Robotix_au sspence10 months ago

Hmm... I think you can, instead of GND you just digiWrite(pin LOW) and instead of 5V you digiWrite(Pin HIGH)... I know its not best practice but it does seem to work seamlessly

Have a look at an example with an Ultrasonic sensor:


sspence (author)  Robotix_au10 months ago

sda and scl are reversed on this module, so you can't. you'll need to find another module. do you really want to waste your analnog ports defining them as power and ground?

Robotix_au sspence10 months ago

Good point, I guess that depends on what the circuit needs, I really like what you built... especially that its self powered. I just bought some 1W panels + lipo batteries to see if I can build similar circuits.

oukolova3 years ago
Hi! We launched a new project of weather map layer for OpenStreetMap http://openweathermap.org/. It public project that collects data from more than 20,000 meteorological and weather stations around the world. The more weather stations connect the more precise weather data we provide to people. All collected weather data are provided under CC-BY-SA 2.0.You can connect your weather station to the service http://openweathermap.org/connect
schuguy3 years ago
I'm wondering if you ever added the relays and the outdoor temp and humidity.
sspence (author)  schuguy3 years ago
I added the SSR's, directly addresses by an output pin. This allows control of ac devices, up to 660v and 150 amps, depending on the SSR, with an optically isolated 5v input.

I also added the outdoor temp and humidity.
bkik4 years ago
Does/Can this setup also log data for an extended period of time (say three months)? I'd love to be able to drop this in an off-grid spot and have it continuously working for me; just check on it every few weeks and dump data to a laptop. Or even better, find a way to dump the data to a server so I can visit it and dl it from anywhere. Would this work?
the naP bkik3 years ago
You can use Gobetwino (http://www.mikmo.dk/gobetwino.html) to log the serial output to a file on a computer connected to the Arduino. If you have a machine that is always on, this is a pretty good way to go, as it doesn't require any additional hardware.

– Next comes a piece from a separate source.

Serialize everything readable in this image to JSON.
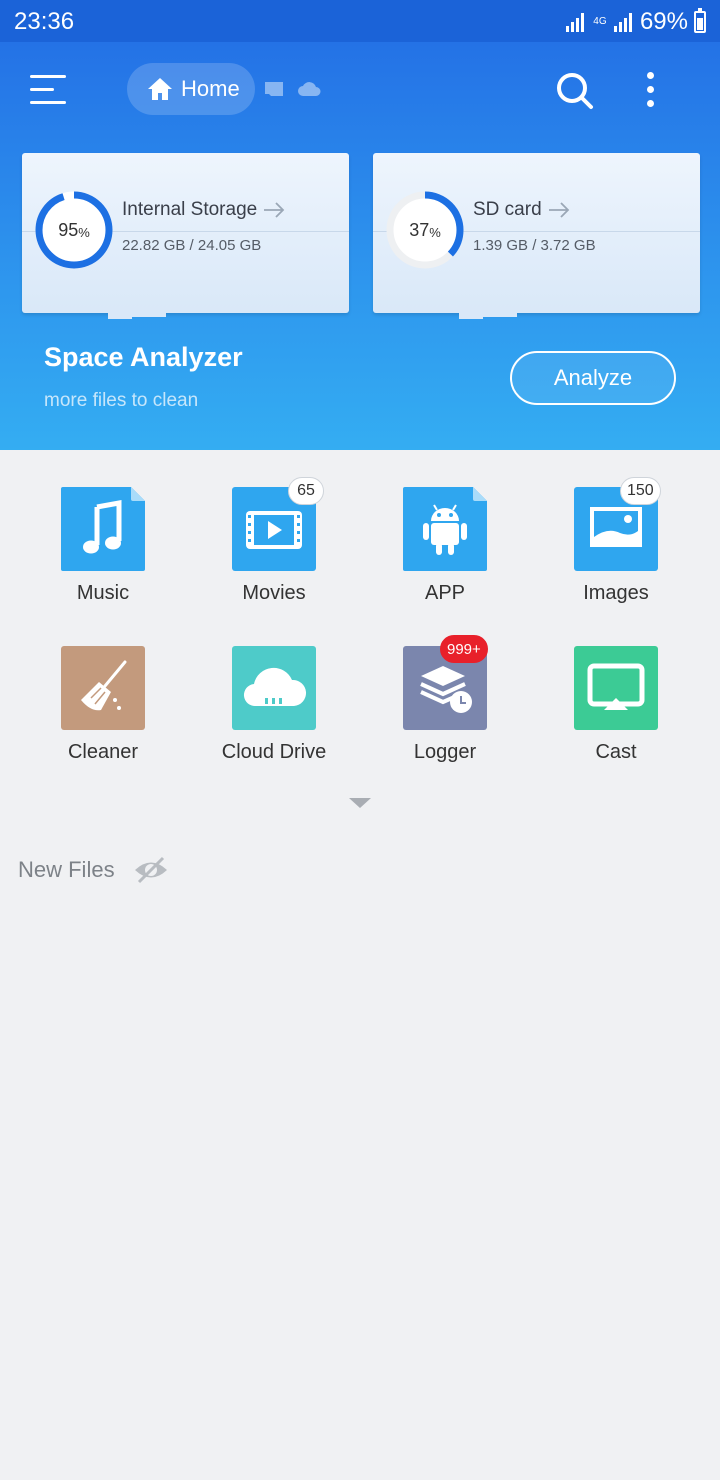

If not, one of the listed options is pretty nice, especially the storage shields.
sspence (author)  bkik4 years ago
This is very cool. When you are ready to integrate forecasted weather for your location to make your HVAC controls predictive, let me know, as we can provide and even integrate your sensor data if we can get at the output.
roland9854 years ago
What OS are you using? I am using Xubuntu 11.04
sspence (author)  roland9854 years ago
Ubuntu 11.04 and Windows Vista.
frenzy4 years ago
I said to myself 6 months ago how i should do this project, good job getting to it first!
sspence (author)  frenzy4 years ago
Wait till I get the relays installed and it turns on my a/c and furnace when necessary :-) Should have barometric pressure and time / date functions (for setback thermostat capability) working next weekend. Running out of IO lines, will need a expander. http://www.embedds.com/arduino-i2c-expansion-io/
Yea, I have a heat pump, and one of the efficiency tweaks is to not turn on the auxiliary heating when the outside weather is above 0 degF

I might reuse some of this to add that feature to my "dumb" digital thermostat, which will do a call for "aux heat" if it kicks on and the room temp is 2 degF below the set point.
renegade4284 years ago
nice job! how much did it cost you about?
sspence (author)  renegade4284 years ago
About $70 or so.
odiekokee4 years ago
That is awesom. Now if i can figure out how to make it send signals back over morse code or something without RF i'll be set.
sspence (author)  odiekokee4 years ago
We both remember the modulated lightbeam kits of the late 70's.
kikiclint4 years ago
I think one of your wires on your lcd is loose in that first picture. Mine does the funny wierd symbols if a wire temporarily becomes disconnected.
sspence (author)  kikiclint4 years ago
naw, it was a errant carriage return (println instead of print), carried over from the serial output of the original code snippet.